Is Cyber-Begging Becoming A Culture?
Ariyike Akinbobola, in her Ariyike Weekly vlog, recently talked about a trend she had noticed on the Internet where people are found begging for money or free stuff in this video:
“It’s a different thing,” she said, “if you are trying to raise money on Go Fund Me for a sick person or for a genuine cause.” To her, it is good to support those causes, as they are a good use of social media. However, some people only go on the pages of celebrities and influencers to ask for money to pay their fees or bills. She thinks that social media is actually breeding a new generation of beggars. They cannot go to their family members or personal friends for help, and when these celebrities refuse or are unable to help them, they get violent and write horrible things to them, forgetting that these celebrities are human beings who have their own problems. We need to understand that everyone has their problems. The fact that they are posting photos and videos of “the good life” doesn’t mean that it’s all rosy in reality. No normal person likes putting their problems out there.
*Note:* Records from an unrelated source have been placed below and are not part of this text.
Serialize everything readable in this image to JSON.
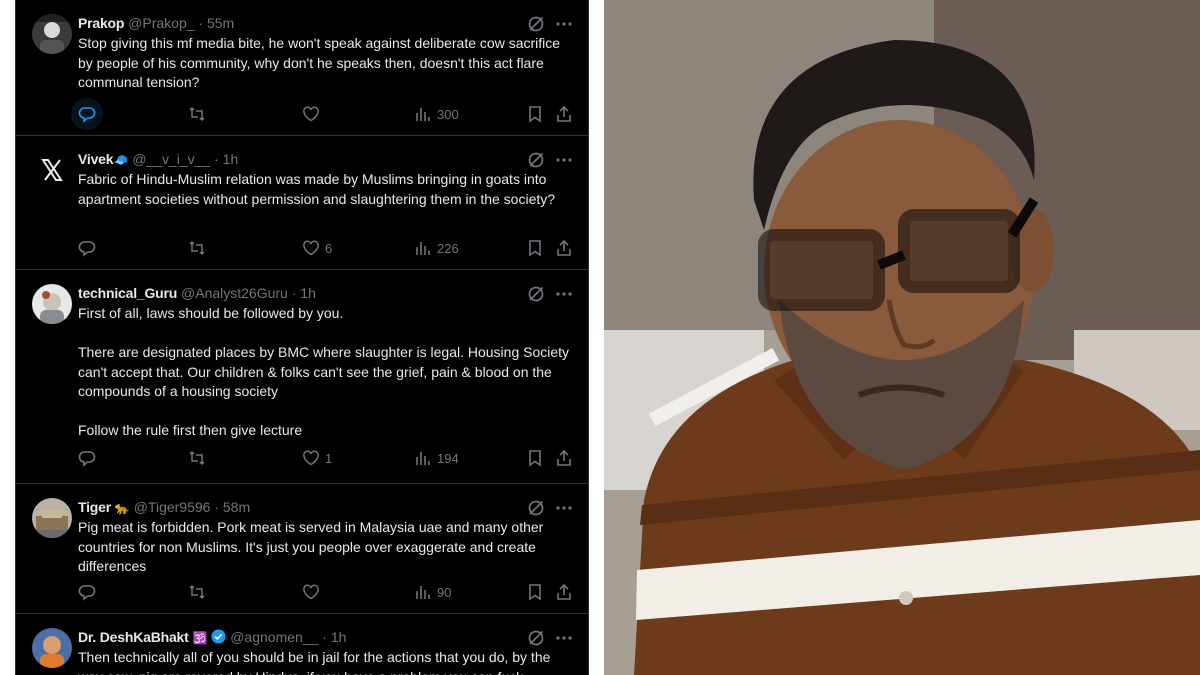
{
  "tweets": [
    {
      "name": "Prakop",
      "handle": "@Prakop_",
      "time": "· 55m",
      "lines": [
        "Stop giving this mf media bite, he won't speak against deliberate cow sacrifice by people of his community, why don't he speaks then, doesn't this act flare communal tension?"
      ],
      "likes": "",
      "views": "300",
      "avatar_icon": "avatar-photo"
    },
    {
      "name": "Vivek",
      "name_emoji": "🧢",
      "handle": "@__v_i_v__",
      "time": "· 1h",
      "lines": [
        "Fabric of Hindu-Muslim relation was made by Muslims bringing in goats into apartment societies without permission and slaughtering them in the society?"
      ],
      "likes": "6",
      "views": "226",
      "avatar_icon": "x-logo-icon"
    },
    {
      "name": "technical_Guru",
      "handle": "@Analyst26Guru",
      "time": "· 1h",
      "lines": [
        "First of all, laws should be followed by you.",
        "There are designated places by BMC where slaughter is legal. Housing Society can't accept that. Our children & folks can't see the grief, pain & blood on the compounds of a housing society",
        "Follow the rule first then give lecture"
      ],
      "likes": "1",
      "views": "194",
      "avatar_icon": "avatar-photo"
    },
    {
      "name": "Tiger",
      "name_emoji": "🐆",
      "handle": "@Tiger9596",
      "time": "· 58m",
      "lines": [
        "Pig meat is forbidden. Pork meat is served in Malaysia uae and many other countries for non Muslims. It's just you people over exaggerate and create differences"
      ],
      "likes": "",
      "views": "90",
      "avatar_icon": "avatar-photo"
    },
    {
      "name": "Dr. DeshKaBhakt",
      "name_emoji": "🕉️",
      "handle": "@agnomen__",
      "time": "· 1h",
      "lines": [
        "Then technically all of you should be in jail for the actions that you do, by the way cow, pig are revered by Hindus, if you have a problem you can fuck"
      ],
      "likes": "",
      "views": "",
      "avatar_icon": "avatar-photo"
    }
  ],
  "colors": {
    "feed_bg": "#000000",
    "text": "#e7e9ea",
    "muted": "#71767b",
    "divider": "#2f3336",
    "verified": "#1d9bf0",
    "shirt_brown": "#6e3a1c"
  }
}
These people might actually also need money.
She is not far from the truth as these things happen every single day, on social media sites, from Facebook, to Twitter and Instagram. You see cases of people asking for retweets for free items from known brands.
Internet begging, cyber-begging or e-begging is the online version of traditional begging, asking strangers for money to meet immediate and other needs or wants (money, food, and shelter). Internet begging differs from street begging in that it can be practiced with relative anonymity, thereby eliminating or reducing the shame and disgrace apparent of begging in public.
There is a new trend on Twitter, for instance, where people ask brands “How many retweets for a free…?” These brands then offer them the desired (often times expensive) item for a ridiculous number of retweets that these people may never meet up with, and get free advertising from them in exchange for nothing. There have also been situations where those asking get the number of retweets and the brands do not meet up with their own end of the agreement. When this trend first went viral, it was nice to watch. However, as with all things when they are abused, it got out of hand. It is hard to say just how much retweets are worth, and we see brands feeding off people’s followers, getting publicity for a product, and getting up to hundreds of thousands of retweets.
Cyber-begging comes in many forms, and can even hide under giveaways, or trends like the ones listed above. It is thought to leave room for laziness, and even cyberbullying when these demands are not met. And that is often very unpleasant to watch. You even see those who make it their business to complain until they get a free meal or Uber ride.
These events leave one to wonder whether this is a new culture people online are adopting, how long it will continue, and where it will lead to.
What do you think?